WORK ITEM =
Which of the lines below include "movie"? Each one should be copied out.

INFORMATION =
+ + + + + + +
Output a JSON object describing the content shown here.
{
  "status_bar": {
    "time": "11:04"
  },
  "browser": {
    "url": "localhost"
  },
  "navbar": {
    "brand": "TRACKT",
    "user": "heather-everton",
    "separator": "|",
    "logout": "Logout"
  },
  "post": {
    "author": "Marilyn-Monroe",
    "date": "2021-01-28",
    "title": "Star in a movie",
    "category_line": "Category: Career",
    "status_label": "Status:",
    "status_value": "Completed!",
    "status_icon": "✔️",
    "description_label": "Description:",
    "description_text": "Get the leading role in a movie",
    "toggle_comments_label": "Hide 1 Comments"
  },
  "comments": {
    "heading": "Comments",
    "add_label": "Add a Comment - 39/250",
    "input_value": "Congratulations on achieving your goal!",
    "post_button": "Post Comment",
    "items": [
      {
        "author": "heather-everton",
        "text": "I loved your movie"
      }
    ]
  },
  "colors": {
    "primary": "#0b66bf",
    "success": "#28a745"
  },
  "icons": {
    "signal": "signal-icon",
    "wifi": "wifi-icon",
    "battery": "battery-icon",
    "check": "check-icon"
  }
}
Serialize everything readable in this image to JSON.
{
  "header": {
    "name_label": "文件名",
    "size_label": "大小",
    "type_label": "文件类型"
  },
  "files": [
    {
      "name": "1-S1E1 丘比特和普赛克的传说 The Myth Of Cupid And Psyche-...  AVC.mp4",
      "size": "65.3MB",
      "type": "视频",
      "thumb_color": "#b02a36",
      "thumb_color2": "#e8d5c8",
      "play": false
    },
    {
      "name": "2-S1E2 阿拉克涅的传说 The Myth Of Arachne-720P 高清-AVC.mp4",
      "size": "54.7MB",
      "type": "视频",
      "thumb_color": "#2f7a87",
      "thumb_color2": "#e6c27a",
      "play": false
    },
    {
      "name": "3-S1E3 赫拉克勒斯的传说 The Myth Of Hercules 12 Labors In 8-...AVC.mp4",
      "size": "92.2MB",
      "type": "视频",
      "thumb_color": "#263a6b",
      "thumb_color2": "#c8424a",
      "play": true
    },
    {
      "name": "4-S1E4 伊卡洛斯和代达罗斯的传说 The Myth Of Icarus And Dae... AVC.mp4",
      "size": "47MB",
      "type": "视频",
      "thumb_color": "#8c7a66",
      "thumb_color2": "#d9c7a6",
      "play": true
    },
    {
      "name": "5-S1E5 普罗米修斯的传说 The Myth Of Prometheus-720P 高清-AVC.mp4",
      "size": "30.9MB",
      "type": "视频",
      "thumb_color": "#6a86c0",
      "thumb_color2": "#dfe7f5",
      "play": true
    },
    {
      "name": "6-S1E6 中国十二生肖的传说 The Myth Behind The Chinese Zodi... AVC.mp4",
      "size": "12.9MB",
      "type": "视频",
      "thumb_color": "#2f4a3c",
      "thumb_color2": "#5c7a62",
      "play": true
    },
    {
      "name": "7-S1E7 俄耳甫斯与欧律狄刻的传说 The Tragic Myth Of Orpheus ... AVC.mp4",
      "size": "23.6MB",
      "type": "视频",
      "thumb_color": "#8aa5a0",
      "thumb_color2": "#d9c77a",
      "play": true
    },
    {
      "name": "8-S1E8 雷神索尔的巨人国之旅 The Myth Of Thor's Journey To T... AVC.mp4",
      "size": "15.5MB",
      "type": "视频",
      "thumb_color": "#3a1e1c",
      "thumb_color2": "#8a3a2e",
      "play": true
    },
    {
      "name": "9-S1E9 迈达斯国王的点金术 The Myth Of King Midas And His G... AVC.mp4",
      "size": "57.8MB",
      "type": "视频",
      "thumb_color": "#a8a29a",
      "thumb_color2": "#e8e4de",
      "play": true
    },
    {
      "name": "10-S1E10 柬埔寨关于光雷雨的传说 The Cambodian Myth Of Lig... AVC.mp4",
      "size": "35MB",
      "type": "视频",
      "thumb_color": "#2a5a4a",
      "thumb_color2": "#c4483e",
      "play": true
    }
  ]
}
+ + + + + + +
ANSWER =
    "title": "Star in a movie",
    "description_text": "Get the leading role in a movie",
        "text": "I loved your movie"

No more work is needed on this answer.